Ahhhhh. I was tempering the children’s expectations regarding this Zhang Yimou movie because it ranks well below House of Flying Daggers (on the ratings sites) which in turn ranks well below Hero, but I needn’t have worried. We loved this tale of a changeling general (the titular “shadow”) who is being set up to overthrow his Lord (because the real general was stabbed by a master and seems to be dying) through some series of plot devices that involve defeating the same master who stabbed the real general.
I’m being vague here because it’s been a few weeks and the plot was very intricate but we were pleasantly surprised: We all followed the plot and could tell the characters apart. Impressive, given that two of the leads are played by Chao Deng. But the characters are so different, I kept wondering if it was the same person.
Anyway, there’s a lot going on. The Shadow is increasingly unsure of being a pawn in this game (which pretty much has to end up with him dying, even though the general teases him with the possibility of getting back to his mother after it’s all over). The general’s plan seems to be flawless if the Shadow can defeat the master but that’s a big if. Meanwhile, the general’s wife, while maintaining a respectful distance, does seem to be getting more attracted to the Shadow—who after all is identical to her husband, except maybe less of a jerk. Meanwhile, the wife ends up coming up with the strategy that can defeat the master, and it involves…weaponized umbrellas!
It’s great. The indoor shots and a few of the battle scenes are filmed in black-and-white (probably color corrected after the fact), though the (obligatory) bamboo forest scene is a verdant green. It’s just a beautiful film, is what I’m saying, and it’s not just anyone who could make a battle scene involving an army of women with parasols work. In fact, I can’t think of anyone else who could do it.
So, the set design is wonderful, the camerawork wonderful, the wire work amazing—though not over the top, which I appreciated, because the sort of super-heroic character implicit in the flying hero would’ve undermined the need for a solid battle strategy. The choreography is fun and the plot is engaging.
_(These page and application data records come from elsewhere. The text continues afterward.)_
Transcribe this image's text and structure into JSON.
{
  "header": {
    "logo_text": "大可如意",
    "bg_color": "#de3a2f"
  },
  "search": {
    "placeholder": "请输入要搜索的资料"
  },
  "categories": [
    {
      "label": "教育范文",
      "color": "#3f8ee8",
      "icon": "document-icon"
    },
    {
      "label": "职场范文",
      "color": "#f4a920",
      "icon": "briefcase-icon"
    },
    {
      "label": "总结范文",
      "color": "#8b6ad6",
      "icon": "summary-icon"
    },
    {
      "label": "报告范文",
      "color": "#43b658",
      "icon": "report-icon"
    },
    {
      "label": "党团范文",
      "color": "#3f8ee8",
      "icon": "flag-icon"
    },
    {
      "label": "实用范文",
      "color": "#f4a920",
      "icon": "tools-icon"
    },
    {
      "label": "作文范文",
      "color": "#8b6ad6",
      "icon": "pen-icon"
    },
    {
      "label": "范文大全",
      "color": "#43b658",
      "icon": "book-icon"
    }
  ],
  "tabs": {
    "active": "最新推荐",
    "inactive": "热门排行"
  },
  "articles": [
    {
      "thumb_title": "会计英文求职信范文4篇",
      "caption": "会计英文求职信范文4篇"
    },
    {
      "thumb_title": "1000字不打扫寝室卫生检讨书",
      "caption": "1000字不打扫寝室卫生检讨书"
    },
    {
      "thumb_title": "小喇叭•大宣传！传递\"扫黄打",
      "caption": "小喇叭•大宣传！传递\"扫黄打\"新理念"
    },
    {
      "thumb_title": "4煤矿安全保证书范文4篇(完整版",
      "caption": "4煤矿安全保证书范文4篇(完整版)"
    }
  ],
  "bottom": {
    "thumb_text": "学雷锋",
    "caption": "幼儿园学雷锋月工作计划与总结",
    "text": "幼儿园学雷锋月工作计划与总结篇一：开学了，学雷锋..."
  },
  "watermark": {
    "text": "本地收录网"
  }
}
The acting is good, kind of Shakespearean, with its weak kings and power mad generals. The stars are good looking and otherwise appealing. What more could you want? Music? The music is also really good, with drums and zithers dominating. (The stage name of the composer is, amusingly,”Loudboy”, although there’s some controversy over whether or not he plagiarized the work.)
Almost two hours long, but it’s thick. The ending…is probably not a people-pleaser. The three men are locked in a struggle, while the general’s wife has to figure out what her role in this is going to be. I liked getting to the end, and so was less invested in the details of the story’s resolution. I did see a couple of the twists coming (as did The Flower), but not all of them.
A lot of fun. Pure historical soap with kung-fu action. Don’t know why it didn’t do better.